Google is in the wars again this week, reinforcing use of its own Wallet product and banging heads with Apple. While on the desktop, it has been busy with the smaller changes, tweaking Gmail and Google+ a little more.

Google in the Apple Wars

In response to Apple's pretty solid third-gen iPad product, Google seems to be hard at work on a Nexus brand of tablet. Latest rumors suggest a May release of a US$ 250 ASUS product that will compete with the Kindle Fire more than the iPad. If successful though, a higher-end model will surely follow.

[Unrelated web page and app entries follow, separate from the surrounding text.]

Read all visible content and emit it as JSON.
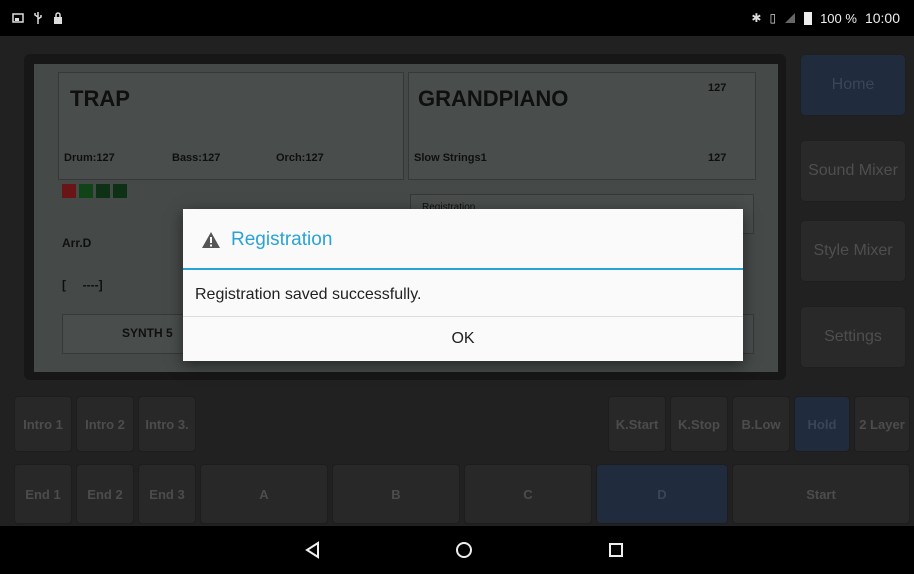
{
  "status_bar": {
    "icons_left": [
      "screenshot-icon",
      "usb-icon",
      "lock-icon"
    ],
    "icons_right": [
      "bluetooth-icon",
      "vibrate-icon",
      "signal-off-icon",
      "battery-icon"
    ],
    "battery": "100 %",
    "time": "10:00"
  },
  "lcd": {
    "style_name": "TRAP",
    "drum": "Drum:127",
    "bass": "Bass:127",
    "orch": "Orch:127",
    "arrangement": "Arr.D",
    "bar_display": "[     ----]",
    "synth": "SYNTH 5",
    "voice_name": "GRANDPIANO",
    "voice_volume": "127",
    "layer_name": "Slow Strings1",
    "layer_volume": "127",
    "partial_label": "Registration",
    "indicators": [
      "#c0252b",
      "#1e7a2c",
      "#1b5a27",
      "#1b5a27"
    ]
  },
  "side_menu": {
    "home": "Home",
    "sound_mixer": "Sound Mixer",
    "style_mixer": "Style Mixer",
    "settings": "Settings"
  },
  "row1": {
    "intro1": "Intro 1",
    "intro2": "Intro 2",
    "intro3": "Intro 3.",
    "kstart": "K.Start",
    "kstop": "K.Stop",
    "blow": "B.Low",
    "hold": "Hold",
    "layer2": "2 Layer"
  },
  "row2": {
    "end1": "End 1",
    "end2": "End 2",
    "end3": "End 3",
    "a": "A",
    "b": "B",
    "c": "C",
    "d": "D",
    "start": "Start"
  },
  "dialog": {
    "title": "Registration",
    "message": "Registration saved successfully.",
    "ok": "OK"
  },
  "colors": {
    "accent": "#29a3d6",
    "active_button": "#3b4f72"
  }
}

An analyst reported today that he believes Google is playing Apple something like US$ 1.3 billion to be the default search engine on the iPhone and iPad. Not only that but Google only makes an extra $300 million out of that deal, with revenue of just over $1.5 billion. Who blinks first in this one could shape the search battles of the future as Apple will have massive hardware sales against Google's search power.

Another small detail in the Apple vs. Google scrap came from Apple's iPad 3 launch which saw Google dropped as the maps provided in the new iPhoto app, replacing them with OpenStreetMap. Whether this means Apple will gradually reduce its exposure and reliance to Google Maps in other products remains to be seen and could be seen as a widening of the gap between them. Apple has brought some mapping companies and products over the years so may be preparing to launch its own service. 

Service Improvements

Opening up Gmail the other day saw the first in a host of small but significant improvements in Google's services. There's now a Loading bar that prepares the screen for you, so everything is ready to go once it appears.

In the world of Google+, the "+1" button has changed its color scheme a little and you can now thank users that have plus-one'd a page or story of yours as they click. Also in Google+, a developer has come up with a neat hack for Hangouts that makes them more accessible to the visually impaired by offering text to speech of messages. Expect his project to grow with features that will be immensely helpful to some users.

Take My Wallet

In the wider world of Android app development, Google is now cracking down on apps that go with alternative payment providers. This is a long standing Google policy, but is now being enforced with developers being given 30 days to change their app or have it removed. Physically and transferable products are excluded from this, so its not a major panic.